▶ Your task: Each line of the entries below that includes "description" belongs in your answer.

▶ Dataset extract:
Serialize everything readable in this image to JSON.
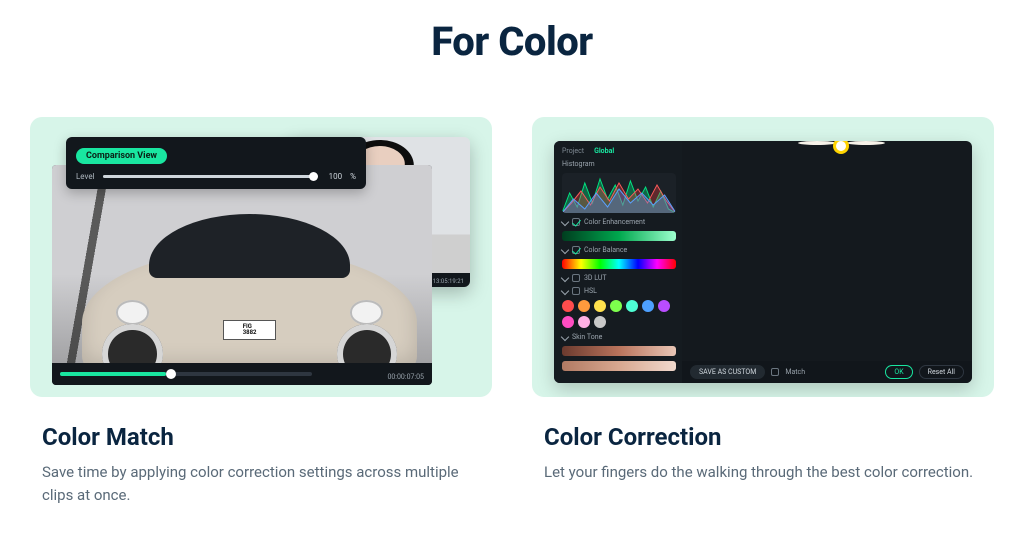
{
  "page": {
    "title": "For Color"
  },
  "cards": [
    {
      "title": "Color Match",
      "description": "Save time by applying color correction settings across multiple clips at once.",
      "mock": {
        "badge": "Comparison View",
        "level_label": "Level",
        "level_value": "100",
        "level_unit": "%",
        "plate_text": "FIG\n3882",
        "main_timecode": "00:00:07:05",
        "secondary_timecode": "13:05:19:21"
      }
    },
    {
      "title": "Color Correction",
      "description": "Let your fingers do the walking through the best color correction.",
      "mock": {
        "tabs": [
          "Project",
          "Global"
        ],
        "section_histogram": "Histogram",
        "row_color_enhance": "Color Enhancement",
        "row_color_balance": "Color Balance",
        "row_lut": "3D LUT",
        "row_hsl": "HSL",
        "row_skin": "Skin Tone",
        "swatch_colors": [
          "#ff4d4d",
          "#ff9a3d",
          "#ffe14d",
          "#7dff4d",
          "#4dffd4",
          "#4da0ff",
          "#b94dff",
          "#ff4dc2",
          "#ffb0e4",
          "#c8c8c8"
        ],
        "save_custom": "SAVE AS CUSTOM",
        "footer_match": "Match",
        "btn_ok": "OK",
        "btn_reset": "Reset All"
      }
    }
  ]
}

▶ Exercise result:
      "description": "Save time by applying color correction settings across multiple clips at once.",
      "description": "Let your fingers do the walking through the best color correction.",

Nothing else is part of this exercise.